Lavender fills the early-summer garden with sensory delights: beautiful purple-tone blooms atop foliage that oozes fragrance on a sunny afternoon. Every part of the plant is infused with aromatic oil, making this a choice herb to place along pathways or near outdoor seating areas so you can savor the fragrance. Lavender varieties abound: The darker the flower, the more intense the aroma — and the flavor in cooking.
Drought-, heat-, and wind-tolerant, lavender doesn’t like poor drainage, waterlogged soil, or high humidity. Raised beds can enhance drainage; surrounding plants with a gravel mulch can help increase heat around roots. After flowering, shear plants to induce bushiness and subsequent bloom. Avoid cutting plants back to the ground. Dried blooms retain fragrance for a long time; crush dried flowers to release aromatic oils anew.
Type: Herb, Perennial, Shrub
Height: 1 to 3 feet
Width: 1-3 feet wide
Flower color: Blue
Foliage color: Gray/Silver
Seasonal features: Summer bloom
Problem solvers: Deer resistant, Drought tolerant, Groundcover, Slope/Erosion Control
Special features: Attracts birds, Cut flowers, Fragrance, Good for containers
How to Grow Lavender in the Garden
As lavender seeds are slow to germinate, purchasing seedling plants is the most reliable way to grow this plant. Growing lavender plants is an easy endeavor provided you give them what they need. Although lavender can tolerate a variety of growing conditions, this plant thrives best under warm, sunny conditions in well-drained soil. In addition, an alkaline soil rich in organic matter can encourage higher plant oil production, enhancing the fragrance in lavender plants.
As lavender is native to arid regions, the plant will not tolerate moist or overly wet conditions; therefore, it’s important to consider location when growing lavender plants. They should be located in areas with adequate drainage and spaced far enough apart to ensure good air circulation. This will help reduce the chance of developing root rot.
Once established, lavender plants require little care or maintenance. While they should be watered regularly early on, established plants need little water, as they are extremely drought tolerant.
Regular pruning not only keeps lavender plants neat looking in appearance, but also helps to encourage new growth. Low-growing varieties can be cut back to the new growth while larger types can be pruned to about a third of their overall height.
Generally, lavender plants take up to a year or more before they are ready for harvesting. However, once they are ready, it’s best to harvest the plants early in the day, picking flower spikes that haven’t fully opened yet. Bundle the plants up and hang upside down in a dry, dark area for about one to two weeks.
How to Grow Lavender Indoors
Growing lavender plants indoors is no different from out in the garden. However, when growing lavender inside, make sure that the plants receive plenty of light and warm temperatures.
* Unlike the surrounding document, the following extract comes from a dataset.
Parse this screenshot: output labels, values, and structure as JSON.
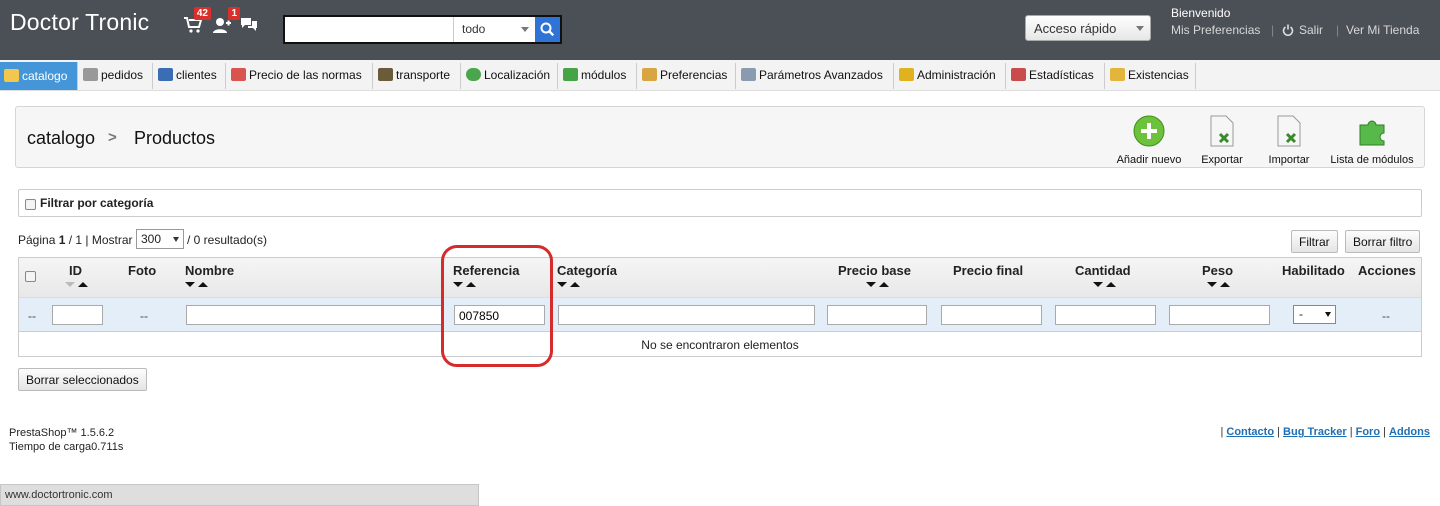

Water only when the plants are significantly dry and do not fertilize.
We hope that after reading these growing tips, lavender will make it into your garden. Once you know how to grow lavender, you can enjoy these fragrant plants for years to come.